This is why Black Americans must demand equality in the auto industry
Benjamin F. Cha-vis Jr., the president and CEO of the NNPA says that, in 2016, we are not begging for charity from corporate America. We are demanding equity.
By Dr. Benjamin F. Chavis, Jr. (President and CEO of the NNPA)
There are nearly 47 million Black Americans living in the United States that have diverse interests politically, economically, socially, and culturally. But no demand or interest is more important than equal justice and opportunity. Let me be crystal clear: There will be no peace without justice and there will be no justice without equality.
This point of view and reality check was put forth with therapeutic intellectual clarity at the 17th annual Rainbow PUSH Global Automotive Summit last week in Detroit, Michigan. Under the experienced leadership of Reverend Jesse L. Jackson, Sr., the global gathering of automotive industry executives, civil rights, business, media, and community leaders was an initiative of the Citizenship Education Fund.
The theme of the auto summit was “Refocusing Diversity on Ethic Minority Growth.” Throughout the conference inconsistencies were highlighted between the goal of inclusion, as envisioned, and the results measured, with the intent to resolve the disparities that prevent Black Americans from participating fully and equally in the auto industry.
The National Newspaper Publishers Association (NNPA) was very pleased to participate in the Global Automotive Summit. The summit was timely and strategically informative. We were all reminded about the importance of not permitting ourselves to get diverted off course in our centuries-long struggle for freedom, justice and equality.
As the racial and ethnic population diversity in the United States continues to grow and expand, the casual rhetorical utterances about the demands for “diversity and inclusion” in corporate America oftentimes have not produced desired results, especially for Black Americans, with respect to economic advancement, parity, equity and equality.
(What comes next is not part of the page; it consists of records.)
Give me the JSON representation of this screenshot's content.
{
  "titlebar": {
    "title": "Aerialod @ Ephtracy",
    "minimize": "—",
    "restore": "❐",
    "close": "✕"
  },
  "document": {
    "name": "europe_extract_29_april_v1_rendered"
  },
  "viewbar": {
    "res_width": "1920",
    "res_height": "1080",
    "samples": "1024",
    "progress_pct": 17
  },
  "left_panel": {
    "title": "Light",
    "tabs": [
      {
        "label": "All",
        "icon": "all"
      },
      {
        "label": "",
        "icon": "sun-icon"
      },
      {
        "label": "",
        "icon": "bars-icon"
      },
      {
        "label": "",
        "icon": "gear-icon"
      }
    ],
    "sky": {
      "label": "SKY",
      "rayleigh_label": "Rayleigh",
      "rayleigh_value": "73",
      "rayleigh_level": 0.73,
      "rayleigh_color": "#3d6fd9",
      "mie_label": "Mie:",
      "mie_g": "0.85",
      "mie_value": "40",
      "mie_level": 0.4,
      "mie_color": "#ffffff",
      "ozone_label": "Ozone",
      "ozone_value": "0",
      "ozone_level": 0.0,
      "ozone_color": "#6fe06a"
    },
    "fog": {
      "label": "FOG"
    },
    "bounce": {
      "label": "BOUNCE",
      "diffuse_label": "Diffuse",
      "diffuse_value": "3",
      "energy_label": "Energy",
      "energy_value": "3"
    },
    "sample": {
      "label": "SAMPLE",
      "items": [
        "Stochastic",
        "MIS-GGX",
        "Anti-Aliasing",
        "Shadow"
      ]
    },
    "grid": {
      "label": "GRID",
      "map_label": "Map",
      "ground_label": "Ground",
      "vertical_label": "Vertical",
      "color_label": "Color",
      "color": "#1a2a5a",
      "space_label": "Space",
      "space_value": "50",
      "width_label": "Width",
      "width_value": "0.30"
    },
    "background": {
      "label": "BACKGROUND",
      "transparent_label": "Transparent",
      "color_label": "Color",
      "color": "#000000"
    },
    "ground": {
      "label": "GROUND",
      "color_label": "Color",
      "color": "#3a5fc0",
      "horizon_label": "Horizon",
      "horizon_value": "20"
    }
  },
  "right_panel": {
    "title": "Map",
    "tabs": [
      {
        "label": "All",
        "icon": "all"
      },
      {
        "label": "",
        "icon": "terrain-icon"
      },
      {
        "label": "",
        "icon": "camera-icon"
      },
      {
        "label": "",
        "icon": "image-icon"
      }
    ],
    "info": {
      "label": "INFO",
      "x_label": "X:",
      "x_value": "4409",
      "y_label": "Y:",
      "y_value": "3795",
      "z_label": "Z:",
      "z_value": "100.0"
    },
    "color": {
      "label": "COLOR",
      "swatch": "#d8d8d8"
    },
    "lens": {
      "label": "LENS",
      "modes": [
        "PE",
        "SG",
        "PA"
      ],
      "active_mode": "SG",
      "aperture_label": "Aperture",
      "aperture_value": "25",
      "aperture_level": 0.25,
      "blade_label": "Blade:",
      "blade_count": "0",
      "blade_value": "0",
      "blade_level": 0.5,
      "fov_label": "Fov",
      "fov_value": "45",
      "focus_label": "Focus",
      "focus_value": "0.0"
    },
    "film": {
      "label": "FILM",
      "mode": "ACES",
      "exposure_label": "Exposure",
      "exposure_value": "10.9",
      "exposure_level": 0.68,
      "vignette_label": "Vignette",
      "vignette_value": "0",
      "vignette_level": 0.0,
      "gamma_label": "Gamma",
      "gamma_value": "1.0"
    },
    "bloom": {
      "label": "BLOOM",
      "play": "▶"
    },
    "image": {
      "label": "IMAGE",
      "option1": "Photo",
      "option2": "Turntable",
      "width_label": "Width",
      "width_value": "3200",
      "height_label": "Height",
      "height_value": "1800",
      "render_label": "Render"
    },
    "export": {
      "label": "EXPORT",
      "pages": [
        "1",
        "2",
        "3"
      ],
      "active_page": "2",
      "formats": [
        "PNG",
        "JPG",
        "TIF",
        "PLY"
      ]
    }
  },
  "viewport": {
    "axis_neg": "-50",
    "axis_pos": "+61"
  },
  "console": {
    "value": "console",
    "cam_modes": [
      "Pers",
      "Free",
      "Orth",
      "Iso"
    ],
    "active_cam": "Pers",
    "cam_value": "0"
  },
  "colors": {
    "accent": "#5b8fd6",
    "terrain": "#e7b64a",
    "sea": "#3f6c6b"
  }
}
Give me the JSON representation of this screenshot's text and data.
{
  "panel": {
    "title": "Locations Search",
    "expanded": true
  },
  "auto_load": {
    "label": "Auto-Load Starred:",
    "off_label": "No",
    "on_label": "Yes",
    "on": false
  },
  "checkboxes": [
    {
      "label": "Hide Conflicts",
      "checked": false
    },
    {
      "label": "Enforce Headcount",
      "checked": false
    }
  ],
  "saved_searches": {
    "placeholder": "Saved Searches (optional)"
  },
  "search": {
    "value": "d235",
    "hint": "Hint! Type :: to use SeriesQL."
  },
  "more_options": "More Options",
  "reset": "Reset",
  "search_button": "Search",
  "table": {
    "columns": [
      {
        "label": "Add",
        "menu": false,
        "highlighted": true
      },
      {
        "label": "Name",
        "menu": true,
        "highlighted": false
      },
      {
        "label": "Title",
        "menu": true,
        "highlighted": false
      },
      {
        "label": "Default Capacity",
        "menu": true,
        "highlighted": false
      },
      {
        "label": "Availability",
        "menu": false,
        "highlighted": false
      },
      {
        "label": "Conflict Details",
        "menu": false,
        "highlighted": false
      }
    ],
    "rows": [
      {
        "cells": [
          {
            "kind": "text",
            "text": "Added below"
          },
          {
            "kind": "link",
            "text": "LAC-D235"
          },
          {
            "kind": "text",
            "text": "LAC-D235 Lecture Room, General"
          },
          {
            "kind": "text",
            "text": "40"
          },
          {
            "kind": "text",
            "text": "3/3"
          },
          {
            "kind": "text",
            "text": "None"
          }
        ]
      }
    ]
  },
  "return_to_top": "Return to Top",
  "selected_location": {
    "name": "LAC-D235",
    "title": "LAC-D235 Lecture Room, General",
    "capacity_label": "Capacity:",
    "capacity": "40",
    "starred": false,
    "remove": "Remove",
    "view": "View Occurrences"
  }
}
Updated research and information about these issues within the automotive industry, today, reveal serious contradictions as well as equity inconsistencies in the face of increased auto purchases by Blacks across the nation.
Although, the auto industry has experienced record sales over the past few years, the industry’s investment in advertising and marketing with African American owned media companies, ensuring that African American owned dealerships, and African Americans in the corporate executive suites and board rooms all are lacking the evidence of inclusion and equality.
The recovery of the auto industry in America has not produced an equitable economic recovery for African Americans.
Jackson, the founder and president of the Rainbow PUSH Coalition, stated that, “African Americans are the only group not recovered from the recovery. While there’s an increasing respect for African American customers and companies, respect without economic parity is as the Bible says, ‘…a noisy gong or clanging cymbal,’ we must demand our fair share, so that we can fully participate…It’s time to move from diversity to equality.”
Recent studies show that Black America’s auto purchases contribute more than $35 billion to annual automaker revenue. Despite this fact, Black American dealers have declined 65 percent during the past 10 years. The following 2016 African American Auto Dealer Landscape Report was issued at the Rainbow PUSH auto summit:
Brand Total Dealers African American
- BMW 365 7
- Fiat Chrysler 2,385 27
- Ford Motor Company 3,238 63
- General Motors 4,245 49
- Honda 1,042 8
- Hyundai 827 12
- Jaguar 147 0
- Kia 770 7
- Mazda 640 3
- Mercedes Benz 376 7
- Nissan 1,077 21
- Toyota 1,245 14
- Volkswagen 653 8
African American dealerships decreased since 2005 from 75 to 265 today. Ownership of Black businesses is an indicator of the economic vitality of the Black American community. The National Association of Minority Automobile Dealers reported that of the more than 19,000 car dealers in the United States, African Americans only currently make up 1.4 percent of auto dealers.
We cannot afford to keep spending with companies that do not respect us with economic equality. We should do business with those who do business with us. We should support and respect those who support and respect us.
According to research by Polk IHS, African Americans are the most loyal buyers with 51 percent returning to the brands they choose. African American new vehicle volume growth is nearly double overall industry growth (9.4 percent versus 5 percent).
Noted research scholar, Damon Autry, presented a scholarly paper at the auto summit entitled, “The Swinging Pendulum of Diversity.” Autry concluded, “Diversity counterbalances the decades of white-dominated thought that, history shows, has ignored and/or marginalized African Americans and all people of color in the workplace. One can surmise that those in power, in one breath, tout the importance of diversity in corporate America, yet in the other dismiss it out of hand while going through the obligatory steps as a sign of compliance—all for the sake of expedience.”
Thus in 2016, we are not begging for charity from corporate America. We are demanding equity. To the automotive industry in particular and to all those industries that benefit and profit from the $1.3 trillion annual spending of Black America, we say, “Treat us fair. Treat us just. Treat us with respect. We demand equality.”